As summer came to a close, the Ecosystem team continued their conversations around access to capital in the Shenandoah Valley and caught up with entrepreneurs to find out what’s keeping them up at night.
August in numbers:
We sat down with 10 entrepreneurs 1:1
The Programs team checked in with 9 Alumni of Business Bootcamp and Startup Shenandoah Valley
We attended 3 entrepreneur and community events in the Valley and
Co-hosted 1 small business breakfast in New Market.
What we heard from accomplices
In mid-August, we spent a day in Shenandoah County to meet up with accomplices who support small business and startup entrepreneurs in some of the smaller communities such as New Market, Woodstock, and Strasburg. Most of the conversation revolved around entrepreneurs’ desire to convene and connect as peers, and the limited access to financial education resources and service providers who are equipped to help entrepreneurs better understand and manage their business finances.
Here’s the good news:
Local entrepreneur Will Swann is hosting events for small business entrepreneurs North of Harrisonburg. His first Small Business Breakfast in New Market got twenty entrepreneurs out of bed bright and early to network and talk business. The next chance for Shenandoah County entrepreneurs to get together will be October 12 at the Woodstock Brewhouse for a Small Business Happy Hour. Everyone is welcome, RSVP here!
If you can’t make it to this Small Business Happy Hour, please join us at the upcoming Shenandoah Valley Entrepreneurship Summit, October 23-24 in Harrisonburg, VA!
For more events, see what’s happening on Valley Business Compass!
If you’re interested in supporting entrepreneurs in the Shenandoah Valley - be it as a mentor, investor, educational institution, or economic developer - get in touch with Anika Horn, our Director of Ecosystem Building, and the Ecosystem team will loop you into everything that’s going on!
What we heard from entrepreneurs
At SCCF, we regularly check in with entrepreneurs who have previously participated in our Business Bootcamp and S2V programs to see how their businesses are evolving and how the founders themselves are handling entrepreneur life.

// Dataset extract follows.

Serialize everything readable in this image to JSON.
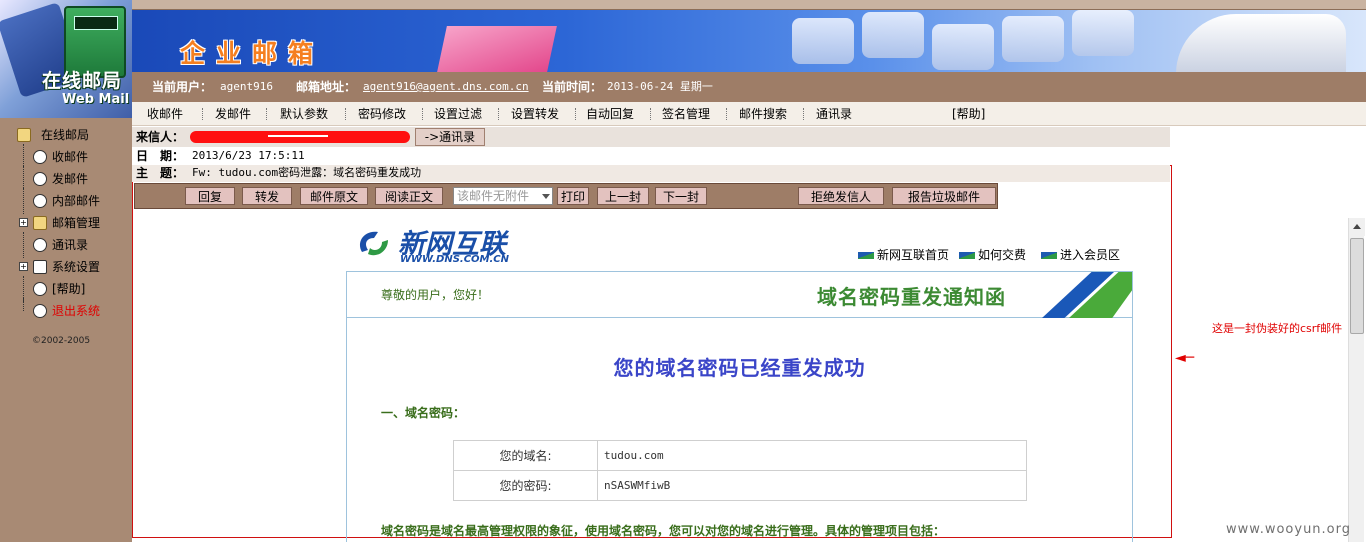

Over the past few weeks, our Programs team has heard from multiple entrepreneurs that delegation is hard for those who started out on their own. They struggle to figure out how to make the time to set up the right systems to be able to train and delegate tasks as their business grows. We also heard that business finances and financial management are an ongoing challenge; entrepreneurs’ capital needs, inventory management, pricing, and financial systems evolve and become more complex as their businesses grow.
Meanwhile, Nick Koger, our Community Outreach Manager, was out and about meeting with new entrepreneurs. He picked up on three themes that were keeping founders up at night:
Scaling down is what can happen when a business has no potential for growth, and the owner is moving towards another project. Not all businesses are designed to last a lifetime; part of being an entrepreneur is realizing when an idea has run its course and it’s time to move on. Nick met up with two entrepreneurs who are currently scaling down in order to follow their entrepreneurial spirit. We know this can be a difficult decision to make, but we’re excited to see what they do next!
A few entrepreneurs talked about their feelings of self-doubt. They referred to the feeling of “imposter syndrome,” which is a phrase that we hear a lot, but what does it really mean? Nick pulled out the dictionary to get some clarity: “Imposter Syndrome is the persistent inability to believe that one's success is deserved or has been legitimately achieved as a result of one's own efforts or skills (dictonary.com).” Whether it’s from a lack of education or experience, entrepreneurs of all stages seem to encounter some degree of imposter syndrome. If you’re feeling this way, know that you are not alone!
Entrepreneurs are continuously frustrated with trying to find capital for their businesses. In talking to Nick, the founders mentioned that trying to find funding is time-consuming. “Small businesses lack trust in banks due to the uncertainty in terms of fees, terms, and conditions. Minority entrepreneurs, in particular, have a hard time obtaining bank loans to raise the capital they need to start and grow their business in the Shenandoah Valley.”
If you’re an entrepreneur in the Shenandoah Valley - or thinking about becoming one - and these challenges sound all too familiar, don’t hesitate to reach out to Nick and set up some time to chat! Nick has your back and wants to hear what you’re working on!